Before copying, remove every picture, and then repeat all entries below precisely as written.

[Dataset entries]
★ ★ ★ ★ ★

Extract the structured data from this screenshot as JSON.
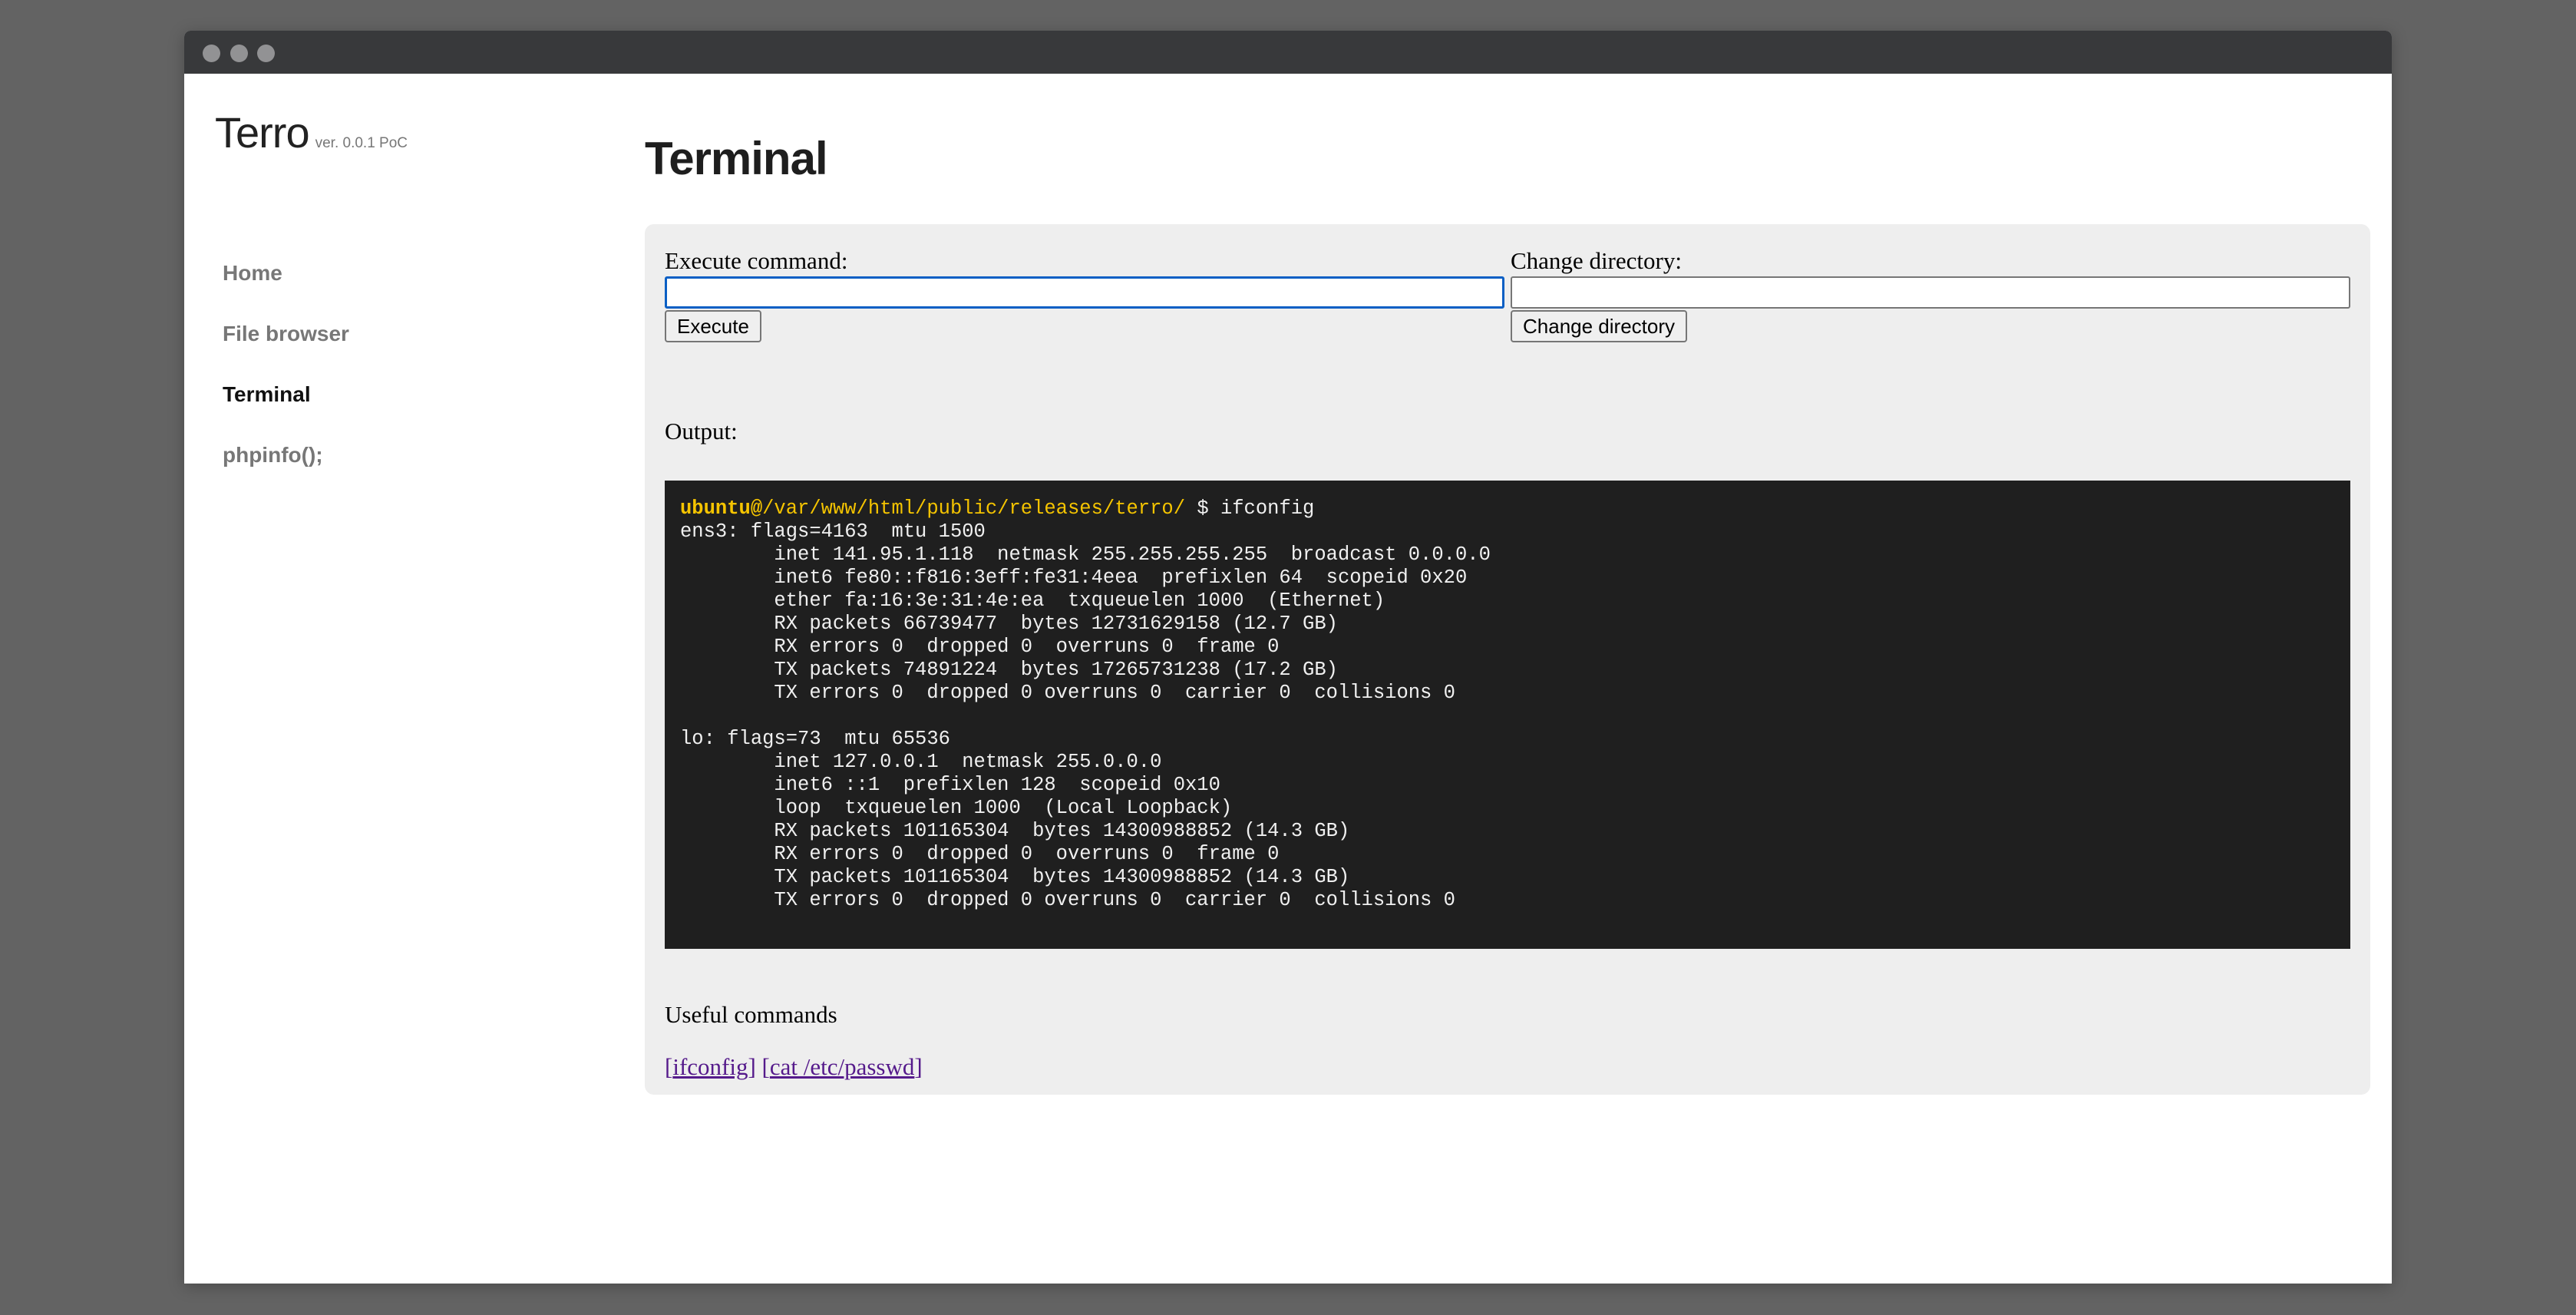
{
  "window": {
    "controls": [
      "close",
      "minimize",
      "maximize"
    ]
  },
  "brand": {
    "name": "Terro",
    "version": "ver. 0.0.1 PoC"
  },
  "nav": {
    "items": [
      {
        "label": "Home",
        "active": false
      },
      {
        "label": "File browser",
        "active": false
      },
      {
        "label": "Terminal",
        "active": true
      },
      {
        "label": "phpinfo();",
        "active": false
      }
    ]
  },
  "page": {
    "title": "Terminal"
  },
  "execute": {
    "label": "Execute command:",
    "value": "",
    "placeholder": "",
    "button": "Execute"
  },
  "chdir": {
    "label": "Change directory:",
    "value": "",
    "placeholder": "",
    "button": "Change directory"
  },
  "output": {
    "label": "Output:",
    "prompt_user": "ubuntu@",
    "prompt_path": "/var/www/html/public/releases/terro/",
    "prompt_symbol": " $ ",
    "command": "ifconfig",
    "lines": [
      "ens3: flags=4163  mtu 1500",
      "        inet 141.95.1.118  netmask 255.255.255.255  broadcast 0.0.0.0",
      "        inet6 fe80::f816:3eff:fe31:4eea  prefixlen 64  scopeid 0x20",
      "        ether fa:16:3e:31:4e:ea  txqueuelen 1000  (Ethernet)",
      "        RX packets 66739477  bytes 12731629158 (12.7 GB)",
      "        RX errors 0  dropped 0  overruns 0  frame 0",
      "        TX packets 74891224  bytes 17265731238 (17.2 GB)",
      "        TX errors 0  dropped 0 overruns 0  carrier 0  collisions 0",
      "",
      "lo: flags=73  mtu 65536",
      "        inet 127.0.0.1  netmask 255.0.0.0",
      "        inet6 ::1  prefixlen 128  scopeid 0x10",
      "        loop  txqueuelen 1000  (Local Loopback)",
      "        RX packets 101165304  bytes 14300988852 (14.3 GB)",
      "        RX errors 0  dropped 0  overruns 0  frame 0",
      "        TX packets 101165304  bytes 14300988852 (14.3 GB)",
      "        TX errors 0  dropped 0 overruns 0  carrier 0  collisions 0"
    ]
  },
  "useful": {
    "title": "Useful commands",
    "links": [
      "ifconfig",
      "cat /etc/passwd"
    ]
  },
  "colors": {
    "prompt": "#f5c400",
    "terminal_bg": "#1f1f1f",
    "panel_bg": "#eeeeee",
    "link": "#551a8b",
    "focus": "#0a5fc4"
  }
}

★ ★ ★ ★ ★

» Answer for this exercise:
Extract the structured data from this screenshot as JSON.
{
  "window": {
    "controls": [
      "close",
      "minimize",
      "maximize"
    ]
  },
  "brand": {
    "name": "Terro",
    "version": "ver. 0.0.1 PoC"
  },
  "nav": {
    "items": [
      {
        "label": "Home",
        "active": false
      },
      {
        "label": "File browser",
        "active": false
      },
      {
        "label": "Terminal",
        "active": true
      },
      {
        "label": "phpinfo();",
        "active": false
      }
    ]
  },
  "page": {
    "title": "Terminal"
  },
  "execute": {
    "label": "Execute command:",
    "value": "",
    "placeholder": "",
    "button": "Execute"
  },
  "chdir": {
    "label": "Change directory:",
    "value": "",
    "placeholder": "",
    "button": "Change directory"
  },
  "output": {
    "label": "Output:",
    "prompt_user": "ubuntu@",
    "prompt_path": "/var/www/html/public/releases/terro/",
    "prompt_symbol": " $ ",
    "command": "ifconfig",
    "lines": [
      "ens3: flags=4163  mtu 1500",
      "        inet 141.95.1.118  netmask 255.255.255.255  broadcast 0.0.0.0",
      "        inet6 fe80::f816:3eff:fe31:4eea  prefixlen 64  scopeid 0x20",
      "        ether fa:16:3e:31:4e:ea  txqueuelen 1000  (Ethernet)",
      "        RX packets 66739477  bytes 12731629158 (12.7 GB)",
      "        RX errors 0  dropped 0  overruns 0  frame 0",
      "        TX packets 74891224  bytes 17265731238 (17.2 GB)",
      "        TX errors 0  dropped 0 overruns 0  carrier 0  collisions 0",
      "",
      "lo: flags=73  mtu 65536",
      "        inet 127.0.0.1  netmask 255.0.0.0",
      "        inet6 ::1  prefixlen 128  scopeid 0x10",
      "        loop  txqueuelen 1000  (Local Loopback)",
      "        RX packets 101165304  bytes 14300988852 (14.3 GB)",
      "        RX errors 0  dropped 0  overruns 0  frame 0",
      "        TX packets 101165304  bytes 14300988852 (14.3 GB)",
      "        TX errors 0  dropped 0 overruns 0  carrier 0  collisions 0"
    ]
  },
  "useful": {
    "title": "Useful commands",
    "links": [
      "ifconfig",
      "cat /etc/passwd"
    ]
  },
  "colors": {
    "prompt": "#f5c400",
    "terminal_bg": "#1f1f1f",
    "panel_bg": "#eeeeee",
    "link": "#551a8b",
    "focus": "#0a5fc4"
  }
}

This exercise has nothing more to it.